Dataset items:
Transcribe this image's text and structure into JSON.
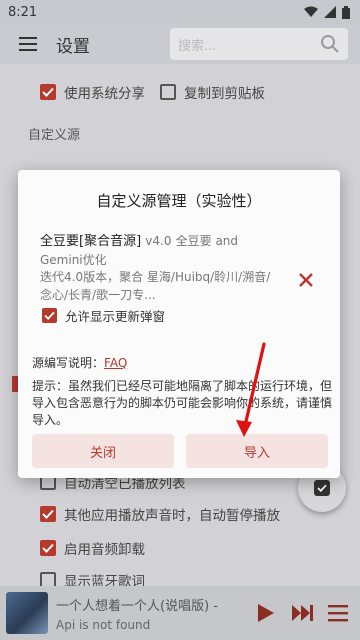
{
  "status": {
    "time": "8:21"
  },
  "appbar": {
    "title": "设置",
    "search_placeholder": "搜索..."
  },
  "settings": {
    "share_system": "使用系统分享",
    "copy_clipboard": "复制到剪贴板",
    "custom_source_title": "自定义源",
    "auto_clear": "自动清空已播放列表",
    "pause_other_app": "其他应用播放声音时，自动暂停播放",
    "enable_uninstall": "启用音频卸载",
    "show_bluetooth_lyric": "显示蓝牙歌词"
  },
  "dialog": {
    "title": "自定义源管理（实验性）",
    "source": {
      "name": "全豆要[聚合音源]",
      "version": "v4.0",
      "author": "全豆要 and Gemini优化",
      "description": "迭代4.0版本，聚合 星海/Huibq/聆川/溯音/念心/长青/歌一刀专..."
    },
    "allow_update_popup": "允许显示更新弹窗",
    "doc_label": "源编写说明：",
    "doc_link": "FAQ",
    "warning": "提示：虽然我们已经尽可能地隔离了脚本的运行环境，但导入包含恶意行为的脚本仍可能会影响你的系统，请谨慎导入。",
    "close_button": "关闭",
    "import_button": "导入"
  },
  "player": {
    "title": "一个人想着一个人(说唱版) -",
    "subtitle": "Api is not found"
  },
  "colors": {
    "accent": "#b5392d",
    "dialog_bg": "#fbfbfb",
    "button_bg": "#f4e3e1"
  },
  "icons": [
    "wifi-icon",
    "signal-icon",
    "battery-icon",
    "menu-icon",
    "search-icon",
    "close-x-icon",
    "check-icon",
    "play-icon",
    "next-icon",
    "playlist-icon"
  ]
}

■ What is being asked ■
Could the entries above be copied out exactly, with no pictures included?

■ Output for this task ■
Transcribe this image's text and structure into JSON.
{
  "status": {
    "time": "8:21"
  },
  "appbar": {
    "title": "设置",
    "search_placeholder": "搜索..."
  },
  "settings": {
    "share_system": "使用系统分享",
    "copy_clipboard": "复制到剪贴板",
    "custom_source_title": "自定义源",
    "auto_clear": "自动清空已播放列表",
    "pause_other_app": "其他应用播放声音时，自动暂停播放",
    "enable_uninstall": "启用音频卸载",
    "show_bluetooth_lyric": "显示蓝牙歌词"
  },
  "dialog": {
    "title": "自定义源管理（实验性）",
    "source": {
      "name": "全豆要[聚合音源]",
      "version": "v4.0",
      "author": "全豆要 and Gemini优化",
      "description": "迭代4.0版本，聚合 星海/Huibq/聆川/溯音/念心/长青/歌一刀专..."
    },
    "allow_update_popup": "允许显示更新弹窗",
    "doc_label": "源编写说明：",
    "doc_link": "FAQ",
    "warning": "提示：虽然我们已经尽可能地隔离了脚本的运行环境，但导入包含恶意行为的脚本仍可能会影响你的系统，请谨慎导入。",
    "close_button": "关闭",
    "import_button": "导入"
  },
  "player": {
    "title": "一个人想着一个人(说唱版) -",
    "subtitle": "Api is not found"
  },
  "colors": {
    "accent": "#b5392d",
    "dialog_bg": "#fbfbfb",
    "button_bg": "#f4e3e1"
  },
  "icons": [
    "wifi-icon",
    "signal-icon",
    "battery-icon",
    "menu-icon",
    "search-icon",
    "close-x-icon",
    "check-icon",
    "play-icon",
    "next-icon",
    "playlist-icon"
  ]
}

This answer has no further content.